Randall Kerrick; Jonathan Ferrell
A North Carolina grand jury on Monday has rectified what many considered an injustice by indicting an officer who shot and killed an unarmed former Florida A&M football player just one week after a different jury refused to indict, the New York Daily News reports.
Charlotte-Mecklenburg Police Officer Randall Kerrick, 27, now faces a voluntary manslaughter charge for the September 2013 shooting in which Kerrick is alleged to have fired 12 shots, 10 of which hit and killed Jonathan Ferrell, 24.
“With the strength of the evidence in this case, we’re not surprised,” Charles Monnett, an attorney for Ferrell’s family, told CNN. “We’re all pleased and happy that the process is beginning now and that there’s an end in sight. It is the first step toward justice.”
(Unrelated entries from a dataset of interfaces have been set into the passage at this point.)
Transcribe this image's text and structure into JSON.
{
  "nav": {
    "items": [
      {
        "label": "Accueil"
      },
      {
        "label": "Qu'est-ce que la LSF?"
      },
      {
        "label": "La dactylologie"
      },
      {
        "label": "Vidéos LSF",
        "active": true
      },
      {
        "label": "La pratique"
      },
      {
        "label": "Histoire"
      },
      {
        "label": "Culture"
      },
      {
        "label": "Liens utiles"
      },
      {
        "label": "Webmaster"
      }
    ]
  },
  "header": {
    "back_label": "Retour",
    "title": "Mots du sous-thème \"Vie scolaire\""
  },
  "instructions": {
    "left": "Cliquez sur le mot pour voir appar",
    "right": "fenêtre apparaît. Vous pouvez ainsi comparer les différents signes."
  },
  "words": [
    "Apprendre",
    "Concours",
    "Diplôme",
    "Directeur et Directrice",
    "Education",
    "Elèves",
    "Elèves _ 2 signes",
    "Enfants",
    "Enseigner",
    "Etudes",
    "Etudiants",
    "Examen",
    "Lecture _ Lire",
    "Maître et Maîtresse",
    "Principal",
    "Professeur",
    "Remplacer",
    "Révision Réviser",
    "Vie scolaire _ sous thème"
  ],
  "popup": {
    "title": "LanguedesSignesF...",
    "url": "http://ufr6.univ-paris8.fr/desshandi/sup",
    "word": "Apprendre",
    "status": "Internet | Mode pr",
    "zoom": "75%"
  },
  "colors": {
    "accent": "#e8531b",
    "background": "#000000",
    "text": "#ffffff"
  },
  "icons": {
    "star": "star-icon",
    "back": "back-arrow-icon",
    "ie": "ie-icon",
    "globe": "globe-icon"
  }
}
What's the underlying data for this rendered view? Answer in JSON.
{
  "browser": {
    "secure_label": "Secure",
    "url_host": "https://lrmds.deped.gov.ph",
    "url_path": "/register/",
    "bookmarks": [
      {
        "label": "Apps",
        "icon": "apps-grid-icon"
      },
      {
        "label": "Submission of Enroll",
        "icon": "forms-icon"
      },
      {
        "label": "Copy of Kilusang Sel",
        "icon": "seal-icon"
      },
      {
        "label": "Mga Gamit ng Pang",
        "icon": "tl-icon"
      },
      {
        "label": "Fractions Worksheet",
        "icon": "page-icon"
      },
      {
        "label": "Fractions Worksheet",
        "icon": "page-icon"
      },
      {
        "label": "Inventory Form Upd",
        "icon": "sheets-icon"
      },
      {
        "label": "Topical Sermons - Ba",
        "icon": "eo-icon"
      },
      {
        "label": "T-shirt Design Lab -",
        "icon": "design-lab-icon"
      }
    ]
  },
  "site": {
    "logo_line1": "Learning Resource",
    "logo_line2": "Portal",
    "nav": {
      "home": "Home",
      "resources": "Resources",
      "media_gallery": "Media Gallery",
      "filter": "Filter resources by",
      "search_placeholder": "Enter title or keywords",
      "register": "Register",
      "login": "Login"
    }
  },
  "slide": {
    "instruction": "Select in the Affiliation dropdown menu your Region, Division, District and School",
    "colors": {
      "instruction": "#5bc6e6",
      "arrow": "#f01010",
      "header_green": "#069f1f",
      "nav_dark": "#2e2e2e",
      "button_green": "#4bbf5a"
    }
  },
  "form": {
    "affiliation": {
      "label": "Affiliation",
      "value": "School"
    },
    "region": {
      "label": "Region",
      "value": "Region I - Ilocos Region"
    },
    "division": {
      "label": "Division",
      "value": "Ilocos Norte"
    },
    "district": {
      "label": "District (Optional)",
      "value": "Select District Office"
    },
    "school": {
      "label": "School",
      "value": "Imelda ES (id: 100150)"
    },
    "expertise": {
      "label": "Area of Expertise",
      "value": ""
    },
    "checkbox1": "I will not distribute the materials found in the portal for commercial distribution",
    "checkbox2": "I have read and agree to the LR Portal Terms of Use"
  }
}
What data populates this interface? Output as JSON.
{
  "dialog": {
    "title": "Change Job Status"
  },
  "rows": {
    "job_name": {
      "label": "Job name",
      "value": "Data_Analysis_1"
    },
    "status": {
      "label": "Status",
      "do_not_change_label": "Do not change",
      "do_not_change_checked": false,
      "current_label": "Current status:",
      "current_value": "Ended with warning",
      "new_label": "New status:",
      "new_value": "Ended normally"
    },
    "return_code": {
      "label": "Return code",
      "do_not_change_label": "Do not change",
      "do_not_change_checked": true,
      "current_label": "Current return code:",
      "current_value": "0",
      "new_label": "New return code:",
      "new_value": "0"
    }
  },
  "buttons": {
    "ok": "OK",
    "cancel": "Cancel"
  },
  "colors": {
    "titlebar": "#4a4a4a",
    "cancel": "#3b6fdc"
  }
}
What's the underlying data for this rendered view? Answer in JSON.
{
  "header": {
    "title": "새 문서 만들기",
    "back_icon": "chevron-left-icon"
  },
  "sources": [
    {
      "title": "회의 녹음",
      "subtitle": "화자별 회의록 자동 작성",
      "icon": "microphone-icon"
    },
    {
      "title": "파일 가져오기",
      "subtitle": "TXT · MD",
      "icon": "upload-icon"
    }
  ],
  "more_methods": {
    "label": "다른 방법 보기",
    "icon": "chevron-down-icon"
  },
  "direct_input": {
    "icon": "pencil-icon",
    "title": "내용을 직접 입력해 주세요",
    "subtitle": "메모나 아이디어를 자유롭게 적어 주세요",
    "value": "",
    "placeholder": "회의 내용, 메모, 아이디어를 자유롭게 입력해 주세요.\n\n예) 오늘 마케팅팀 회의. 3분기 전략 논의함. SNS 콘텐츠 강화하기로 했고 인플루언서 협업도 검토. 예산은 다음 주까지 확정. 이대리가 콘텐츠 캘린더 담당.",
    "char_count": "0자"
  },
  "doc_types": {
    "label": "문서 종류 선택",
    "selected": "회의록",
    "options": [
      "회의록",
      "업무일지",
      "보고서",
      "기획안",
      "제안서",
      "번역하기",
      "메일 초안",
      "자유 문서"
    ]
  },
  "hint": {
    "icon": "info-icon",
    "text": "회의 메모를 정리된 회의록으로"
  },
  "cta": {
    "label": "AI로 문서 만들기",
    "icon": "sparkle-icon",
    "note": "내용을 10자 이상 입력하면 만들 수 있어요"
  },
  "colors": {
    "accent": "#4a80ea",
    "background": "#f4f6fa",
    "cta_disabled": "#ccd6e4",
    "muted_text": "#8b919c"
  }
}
That night, Ferrell crashed his car and went to a nearby home in search of help around 2:35 a.m. A woman, who was home with her 1-year old child, initially thought that Ferrell was her husband opened the door when she realized that the man approaching wasn’t her mate she shut the door and called 9-1-1.
When three officers responded they found Ferrell wandering further down the street. While it is unclear what sparked the fatal confrontation, one officer fired his Taser and missed, the Daily News reports.
Kerrick claims that the unarmed Ferrell lunged at him and as such proceeded to unload his weapon, striking the former safety 10 times in the chest and arms.
The Charlotte-Mecklenburg Police Department declared the shooting excessive and arrested Kerrick within 24 hours of the killing, the Daily News reports.
Kerrick, who was released from jail on a $50,000 bond, joined the police force in 2011, has been on unpaid leave since the incident.
“The evidence revealed that Mr. Ferrell did advance on Officer Kerrick and the investigation showed that the subsequent shooting of Mr. Ferrell was excessive,” the department said in a statement the day of the shooting. “Our investigation has shown that Officer Kerrick did not have a lawful right to discharge his weapon during this encounter.”
Earlier this month, Ferrell’s family filed a civil lawsuit against the officer, the city, the department’s police chief and Mecklenburg County, the Daily News reports.
“Today’s not a happy occasion,” Monnett told WBTV after the indictment was handed down Monday afternoon. “It’s not a happy occasion for anyone, certainly not for us or Officer Kerrick’s family, but we do have a tremendous sense of relief and gratitude that hopefully justice will be done.”